Best meal (Italy): Tagliatelle in white truffle sauce at the annual fiera nazionale del tartufo in Acqualagna. 12 euros for a plastic plate of sinfully good pasta. Wash it down with a plastic cup of Sangiovese and you are in tuber heaven.

Best wine (white): Chateau Belair, 2003. Believe me, I have terrible recall for French wines, mainly because I am largely unfamiliar with the regions, but this one was an unforgettable Bordeaux, imbibed at l'Etrave. Magnifique!

Best wine (red): To Umbrians, vino "Sagrantino" is treated with reverence. Soon, the rest of the world will show the proper respect. I put a 2001 Sagrantino up against a Brunello at a wine fair in Rome in an unscientific taste test. My vote: the Sagrantino. No contest.

Best gelato: Gelateria Alla Scala, Roman neighborhood of Trastevere. What Cristian Carlostella does with frozen milk sugar, spices and fruits is nothing short of art. This man should be a candidate for cannonisation some day. His pistacchio and cinnamon are two miracles already.

Best Pizza: As chosen by an esteemed panel at the annual pizza party in May in Amandola: A pine nut/raisins/salt/olive oil with garnish of fennel number courtesy of Cristina Duranti. Che bella!

Wednesday, January 04, 2006

...because, in a place like Rome, pictures speak louder than words.

A dragon in the basement

Everybody should have a neighbo(u)r like Michael, il mio vicino from the Marchigiani hills. He may have been born and raised in South London, but he's got Italian blood flowing through his veins. I used to kid him that he should run for mayor of Amandola, so adept is he at diffusing tension with a charming smile and cutting wit. But, then we'd lose him no doubt to more pressing causes. The Bank of Italy or Prime Minister are but two positions that come to mind. So, for now, we Amandolese our content to have him and his lovely wife Liliana as our regional ambassadors, two futurists living in a 15th century casa. Here's the latest heroic tale from his blog in which Michael tries to single-handedly crush Big Oil, one stick of wood at a time.

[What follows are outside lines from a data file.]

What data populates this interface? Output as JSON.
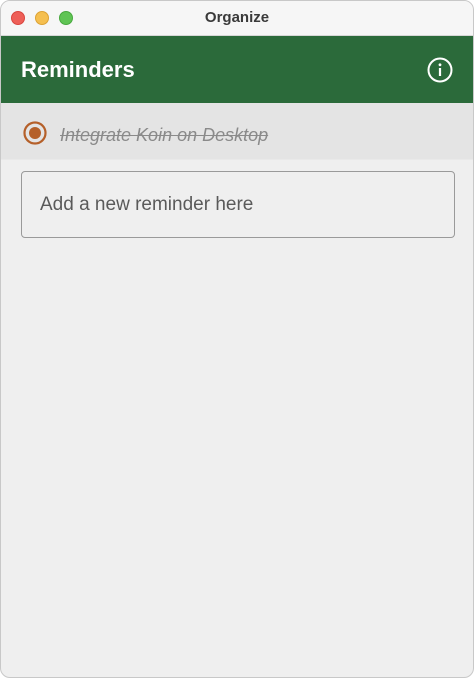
{
  "window": {
    "title": "Organize"
  },
  "appbar": {
    "title": "Reminders",
    "info_icon": "info-circle-icon"
  },
  "reminders": [
    {
      "text": "Integrate Koin on Desktop",
      "completed": true,
      "icon": "radio-selected-icon"
    }
  ],
  "new_reminder": {
    "placeholder": "Add a new reminder here",
    "value": ""
  },
  "colors": {
    "appbar": "#2b6a3a",
    "radio_accent": "#b5602a",
    "background": "#efefef"
  }
}
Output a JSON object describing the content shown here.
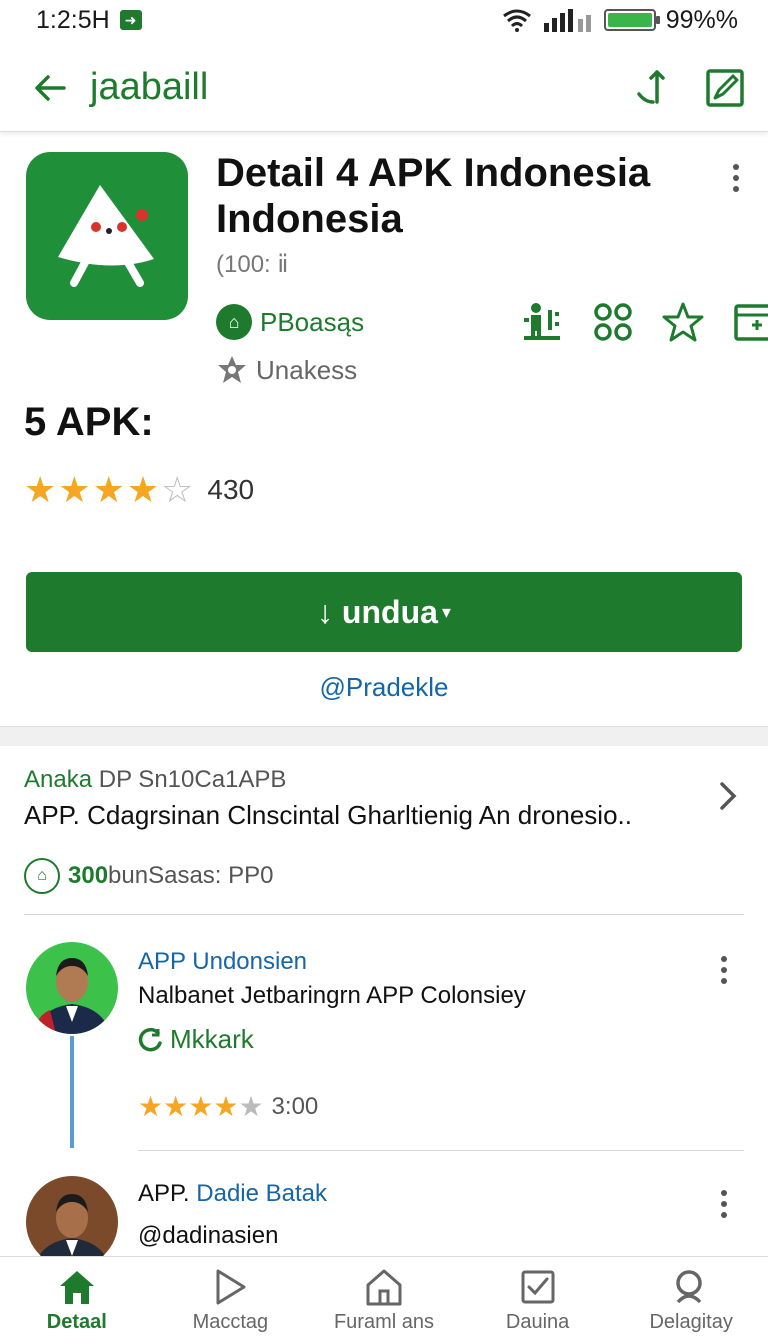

Monday, January 02, 2006

One in six children can't be wrong

Happy 2006 to all!Buon anno nuovo a tutti!

It's been ages since my last dispatch. No excuse, really, for the hiatus. What's happened while I was out traveling the planet?

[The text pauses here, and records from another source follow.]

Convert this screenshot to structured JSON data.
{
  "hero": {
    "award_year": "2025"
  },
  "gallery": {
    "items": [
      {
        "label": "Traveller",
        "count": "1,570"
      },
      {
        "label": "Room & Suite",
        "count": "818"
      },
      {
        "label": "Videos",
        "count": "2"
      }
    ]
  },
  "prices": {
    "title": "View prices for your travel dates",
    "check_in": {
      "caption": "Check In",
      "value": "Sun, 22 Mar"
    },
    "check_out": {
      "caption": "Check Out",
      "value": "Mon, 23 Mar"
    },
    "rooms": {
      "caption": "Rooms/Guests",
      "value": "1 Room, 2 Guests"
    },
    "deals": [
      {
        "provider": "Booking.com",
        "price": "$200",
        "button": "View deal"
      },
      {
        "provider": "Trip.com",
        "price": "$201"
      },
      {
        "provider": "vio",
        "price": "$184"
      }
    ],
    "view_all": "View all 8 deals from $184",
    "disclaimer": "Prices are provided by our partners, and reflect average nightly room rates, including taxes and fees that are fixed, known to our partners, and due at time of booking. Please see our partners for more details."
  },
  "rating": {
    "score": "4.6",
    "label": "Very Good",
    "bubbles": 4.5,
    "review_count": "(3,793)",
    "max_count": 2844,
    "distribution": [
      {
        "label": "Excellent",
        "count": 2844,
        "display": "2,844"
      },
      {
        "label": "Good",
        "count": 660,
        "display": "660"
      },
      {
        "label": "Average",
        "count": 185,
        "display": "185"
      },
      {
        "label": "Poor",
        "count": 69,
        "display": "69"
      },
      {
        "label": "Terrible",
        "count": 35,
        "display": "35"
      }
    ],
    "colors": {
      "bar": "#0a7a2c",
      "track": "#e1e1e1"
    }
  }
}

The Bank of Italy-Fazio fiasco is now history. Preghiamo!

The Berlusconi government has begun to tax porn. The proceeds, we're told, will go towards encouraging young Italians to have more children. (Of course this will have a negligible impact on the massive national debt load, but church-going voters will be pleased, goes the thinking).

The Winter Olympics in Torino is a month away and, in classic Italian tradition, the Games are already 64 million euros in the red. Imagine how indebted they would be if they hadn't skimped on the medals.

And, looking beyond the boot, what have we learned in 2005?

-- One in ten Europeans is allegedly conceived in an Ikea bed.
-- Giant squid eat each other -- especially during sex.
-- One in six children think broccoli is a baby tree.
-- Pulling your foot out of quicksand takes a force equivalent to that needed to lift a medium-sized car. (thus confirming the Six Million Dollar Man was the greatest Super Action Hero of all-time.)

Thanks to the Beeb for these (and 96 other) pearls of wisdom.